“We are told: the door is open. But so far authorized access only. If not all members of the alliance want to see us or all members of the alliance do not want to see us, be honest. Open doors are good, but we need open answers, not open questions for years. Isn’t the right to the truth one of our enhanced opportunities? The best time for it is the next summit in Madrid.”

Unfortunately, the collective defense of Melos was not a priority for Sparta, and neither is it for NATO in the case of Ukraine. To date, the alliance has done far too little to defend Ukraine.

In the final analysis, Athens forced an answer from Melos and the island people made the following statement to the Athenians:

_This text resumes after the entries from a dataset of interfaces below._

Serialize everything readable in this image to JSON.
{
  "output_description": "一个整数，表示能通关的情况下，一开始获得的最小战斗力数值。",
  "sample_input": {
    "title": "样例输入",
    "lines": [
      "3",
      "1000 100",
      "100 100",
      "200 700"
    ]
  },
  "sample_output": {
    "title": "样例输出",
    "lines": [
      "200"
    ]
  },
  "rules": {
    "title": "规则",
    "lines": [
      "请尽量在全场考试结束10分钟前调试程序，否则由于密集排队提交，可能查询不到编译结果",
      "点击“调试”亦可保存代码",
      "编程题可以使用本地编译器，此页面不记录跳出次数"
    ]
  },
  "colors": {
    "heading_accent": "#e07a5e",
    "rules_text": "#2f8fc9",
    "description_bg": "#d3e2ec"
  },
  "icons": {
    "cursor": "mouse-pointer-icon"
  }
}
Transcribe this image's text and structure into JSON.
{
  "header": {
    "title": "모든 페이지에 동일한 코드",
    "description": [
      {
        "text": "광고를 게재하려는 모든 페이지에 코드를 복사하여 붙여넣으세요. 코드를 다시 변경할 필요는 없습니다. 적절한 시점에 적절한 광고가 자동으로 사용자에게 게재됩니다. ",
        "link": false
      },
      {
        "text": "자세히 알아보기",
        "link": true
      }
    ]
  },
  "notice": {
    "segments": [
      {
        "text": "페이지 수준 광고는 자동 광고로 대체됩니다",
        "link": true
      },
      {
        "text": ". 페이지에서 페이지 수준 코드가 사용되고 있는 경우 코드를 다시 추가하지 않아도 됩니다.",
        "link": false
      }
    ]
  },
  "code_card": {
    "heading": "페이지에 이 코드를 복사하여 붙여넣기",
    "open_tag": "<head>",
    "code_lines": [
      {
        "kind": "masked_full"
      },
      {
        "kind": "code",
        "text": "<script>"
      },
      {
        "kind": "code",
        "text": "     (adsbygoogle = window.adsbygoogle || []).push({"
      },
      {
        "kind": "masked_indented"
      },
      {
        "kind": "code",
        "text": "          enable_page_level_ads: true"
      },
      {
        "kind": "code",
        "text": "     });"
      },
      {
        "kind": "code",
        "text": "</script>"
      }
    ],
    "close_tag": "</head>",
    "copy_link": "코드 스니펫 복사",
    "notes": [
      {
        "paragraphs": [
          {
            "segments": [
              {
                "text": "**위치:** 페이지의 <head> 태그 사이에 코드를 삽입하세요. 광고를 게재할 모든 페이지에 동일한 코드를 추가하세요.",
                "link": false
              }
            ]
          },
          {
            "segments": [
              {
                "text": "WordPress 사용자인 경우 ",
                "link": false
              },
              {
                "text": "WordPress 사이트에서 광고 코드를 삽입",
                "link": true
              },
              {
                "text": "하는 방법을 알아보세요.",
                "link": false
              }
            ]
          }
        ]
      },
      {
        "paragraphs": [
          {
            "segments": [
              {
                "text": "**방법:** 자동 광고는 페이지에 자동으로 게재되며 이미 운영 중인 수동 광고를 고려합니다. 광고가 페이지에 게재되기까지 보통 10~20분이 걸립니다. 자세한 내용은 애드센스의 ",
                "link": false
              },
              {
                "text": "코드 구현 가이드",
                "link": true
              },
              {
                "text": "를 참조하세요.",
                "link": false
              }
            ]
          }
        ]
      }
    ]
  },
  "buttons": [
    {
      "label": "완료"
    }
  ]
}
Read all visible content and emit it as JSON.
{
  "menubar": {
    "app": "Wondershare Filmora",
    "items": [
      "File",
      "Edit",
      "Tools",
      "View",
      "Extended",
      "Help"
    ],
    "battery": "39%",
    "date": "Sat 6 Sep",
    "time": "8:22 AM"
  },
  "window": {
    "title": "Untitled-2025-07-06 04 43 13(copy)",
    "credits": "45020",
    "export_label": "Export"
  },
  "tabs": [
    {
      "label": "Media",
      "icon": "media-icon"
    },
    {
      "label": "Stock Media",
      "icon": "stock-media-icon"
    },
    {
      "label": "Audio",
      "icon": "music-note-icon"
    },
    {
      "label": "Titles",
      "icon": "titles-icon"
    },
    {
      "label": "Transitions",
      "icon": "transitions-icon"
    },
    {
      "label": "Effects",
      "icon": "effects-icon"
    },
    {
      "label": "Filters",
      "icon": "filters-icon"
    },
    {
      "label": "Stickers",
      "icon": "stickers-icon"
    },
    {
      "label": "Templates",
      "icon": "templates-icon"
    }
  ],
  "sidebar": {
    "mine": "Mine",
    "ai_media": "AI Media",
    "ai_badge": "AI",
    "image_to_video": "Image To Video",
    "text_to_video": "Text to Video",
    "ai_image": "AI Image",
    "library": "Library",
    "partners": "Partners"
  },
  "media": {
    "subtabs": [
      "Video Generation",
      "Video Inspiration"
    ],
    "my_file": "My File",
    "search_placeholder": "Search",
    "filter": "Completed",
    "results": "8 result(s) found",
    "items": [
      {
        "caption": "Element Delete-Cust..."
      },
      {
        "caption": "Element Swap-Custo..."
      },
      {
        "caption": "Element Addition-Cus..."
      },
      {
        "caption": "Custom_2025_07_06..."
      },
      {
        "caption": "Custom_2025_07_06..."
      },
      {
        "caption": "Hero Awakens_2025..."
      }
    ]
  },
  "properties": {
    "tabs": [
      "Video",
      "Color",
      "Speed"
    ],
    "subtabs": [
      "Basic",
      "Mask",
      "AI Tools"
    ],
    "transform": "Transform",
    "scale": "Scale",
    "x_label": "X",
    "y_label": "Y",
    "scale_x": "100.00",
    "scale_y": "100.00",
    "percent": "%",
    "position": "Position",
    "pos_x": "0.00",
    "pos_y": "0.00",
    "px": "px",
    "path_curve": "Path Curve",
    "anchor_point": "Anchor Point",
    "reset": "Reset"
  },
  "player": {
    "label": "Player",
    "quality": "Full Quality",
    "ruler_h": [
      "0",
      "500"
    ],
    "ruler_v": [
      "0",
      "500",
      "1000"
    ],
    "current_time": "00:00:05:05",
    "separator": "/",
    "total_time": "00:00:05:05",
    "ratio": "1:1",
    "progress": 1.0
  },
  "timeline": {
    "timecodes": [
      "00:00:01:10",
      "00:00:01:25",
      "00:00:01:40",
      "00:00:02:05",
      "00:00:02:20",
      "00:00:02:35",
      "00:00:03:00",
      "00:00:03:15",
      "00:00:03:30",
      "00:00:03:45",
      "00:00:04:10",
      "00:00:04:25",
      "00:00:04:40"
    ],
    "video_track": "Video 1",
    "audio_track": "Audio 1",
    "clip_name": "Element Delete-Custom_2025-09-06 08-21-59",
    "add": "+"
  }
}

“Our decision, Athenians, is just the same as it was at first.  We are not prepared to give up in a short moment the liberty which our city has enjoyed from its foundation for 700 years.  We put our trust in the fortune that the gods will send and which has saved us up to now, and in the help of men—that is, of the Spartans; and so we shall try to save ourselves, But we invite you to allow us to be friends of yours and enemies to neither side, to make a treaty which shall be agreeable to both you and us, and so to leave our country.”

Likewise, President Zelensky’s response to the threat of a Russian invasion was clarified in Munich:

“We will defend our land with or without the support of partners. Whether they give us hundreds of modern weapons or 5,000 helmets. We appreciate any help, but everyone should understand that these are not charitable contributions that Ukraine should ask for or remind of.”

In 416 CE, the Athenian response was swift and cruel. Its armies laid siege to Melos and it was surrounded. Soon thereafter, Melos surrendered as the Athenian army entered the city. The Athenians showed no mercy; all military-aged males were hunted down and executed. What was left of their families—women and children—were sold into slavery.

I fear that like the Athenians, the Russians will execute their plan for regime change in Kyiv and show no mercy. Ukrainians will fight boldly for their freedom, but the odds are overwhelmingly against them, unless NATO and the European Union do more to help. Otherwise, Ukraine may be the first domino to fall in a return to the consolidation of the former Soviet Empire.

James Foggo is Dean of the Center for Maritime Strategy at the Navy League of the United States; Distinguished fellow at the Center for European Policy Analysis, Retired Four-Star Admiral